Some anniversaries are celebrated. Some are mourned. Some are acknowledged or commemorated for the importance of the anniversarizing event. (Yes, I made up/verbicized a word (actually 2, I guess.)
September 23, 1989 is known as Denial Day or “D-Day" or more appropriately, the END of Denial Day. It’s the day I said for the first time, “I’m gay.” This momentous event occurred in a shrink’s office at the Student Counseling Center on Campus. I was scared shitless uttering the words out loud. Although John (my then shrink) would argue that it was hardly out loud. Getting there was a long arduous road, and the path that was ahead of me, following this utterance was equally as long and arduous, if not more so, although at the time, I thought the worst was over.
I had many years of self-loathing and hatred to overcome, indoctrinated by a church and religion purporting to be of “God’s love.” The message I received was that God loves everybody BUT me. I spent years praying for God to change me and “make me ‘right’”. While this wasn’t the solidifying event that led me to, as REM so perfectly sings, “Losing My Religion”, it was the solidifying event that caused me to rethink the concept of ‘prayer’ and the crock of shit that it is, used a bargaining chit to some favor doling entity (IMO) as proselytized by current day religions. I’ve had trouble with the “P” word ever since. The mere mention of it can make the hairs on the back of my neck stand up, depending on who may be saying it.
I spent many years as an activist for GLTB issues in the church. This was in large part because the suicide rate for GLTB teens/young adults is at least 30% higher than for others in the same age co-hort. I wanted to effect change, make a difference, as I was nearly one of that statistic. The letters were written. The pills stockpiled. A friend unwittingly stopped me before I followed through with the plan. While never an easy topic of discussion, the passage of time makes it (the topic, not the action) less frightening. I fought within the church to keep other teens/young adults from being part of that statistic. Oddly enough, it wasn’t GLTB issues that eventually brought me to my current beliefs (or absence thereof) to Atheism. But that’s another story.

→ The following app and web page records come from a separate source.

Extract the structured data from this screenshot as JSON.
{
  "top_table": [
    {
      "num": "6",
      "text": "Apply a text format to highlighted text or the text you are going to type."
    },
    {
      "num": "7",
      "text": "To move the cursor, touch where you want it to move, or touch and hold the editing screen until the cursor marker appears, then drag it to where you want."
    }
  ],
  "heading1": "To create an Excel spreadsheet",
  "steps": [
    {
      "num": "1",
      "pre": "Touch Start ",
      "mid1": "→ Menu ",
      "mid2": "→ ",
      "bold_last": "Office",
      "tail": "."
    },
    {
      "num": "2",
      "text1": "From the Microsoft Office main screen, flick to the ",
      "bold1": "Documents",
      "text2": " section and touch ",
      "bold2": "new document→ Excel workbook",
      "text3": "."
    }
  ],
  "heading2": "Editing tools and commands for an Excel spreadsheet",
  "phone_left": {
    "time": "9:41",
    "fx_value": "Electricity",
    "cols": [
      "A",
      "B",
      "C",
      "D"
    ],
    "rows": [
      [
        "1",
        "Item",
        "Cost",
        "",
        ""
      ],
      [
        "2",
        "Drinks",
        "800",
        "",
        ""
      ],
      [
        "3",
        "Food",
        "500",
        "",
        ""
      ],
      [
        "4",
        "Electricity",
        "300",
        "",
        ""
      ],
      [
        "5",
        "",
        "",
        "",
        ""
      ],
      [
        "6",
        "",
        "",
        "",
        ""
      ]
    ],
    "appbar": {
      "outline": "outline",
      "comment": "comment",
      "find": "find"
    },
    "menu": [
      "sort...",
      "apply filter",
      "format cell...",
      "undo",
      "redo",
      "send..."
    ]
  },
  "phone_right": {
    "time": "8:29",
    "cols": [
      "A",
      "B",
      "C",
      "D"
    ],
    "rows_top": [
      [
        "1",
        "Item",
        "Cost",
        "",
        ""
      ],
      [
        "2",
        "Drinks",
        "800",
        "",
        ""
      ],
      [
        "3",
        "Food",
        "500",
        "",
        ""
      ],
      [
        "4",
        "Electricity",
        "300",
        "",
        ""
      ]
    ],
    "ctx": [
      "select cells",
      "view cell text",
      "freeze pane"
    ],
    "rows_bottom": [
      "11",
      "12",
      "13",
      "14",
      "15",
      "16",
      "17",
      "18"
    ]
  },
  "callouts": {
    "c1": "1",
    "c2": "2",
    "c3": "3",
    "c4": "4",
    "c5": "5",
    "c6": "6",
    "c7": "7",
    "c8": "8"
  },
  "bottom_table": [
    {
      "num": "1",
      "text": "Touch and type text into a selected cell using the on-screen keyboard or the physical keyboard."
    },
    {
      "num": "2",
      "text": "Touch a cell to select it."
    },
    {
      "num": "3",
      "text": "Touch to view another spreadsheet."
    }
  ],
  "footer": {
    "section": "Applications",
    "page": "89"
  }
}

This story is about burning down everything which was the essence of who I thought I was or tried to be, and the Phoenix that arose from the ashes. I have a love/hate relationship with Autumn. As is fitting with my morbid sense of humor and nature, I like the endings--the death that autumn brings, the senescense. Halloween is one of the “High Holy Days” in the Fagdom Calendar. I’m one of few gay men who does not like Halloween. I spent so many years wearing my ‘masks’, that the last thing I want to do is pretend I’m something I’m not. I’m sure that the Autumn of ’89, plays heavily upon this irrational disdain of Halloween. But, it’s part of who I am in 2008—an out, proud gay man, with few regrets. ©wtf/rle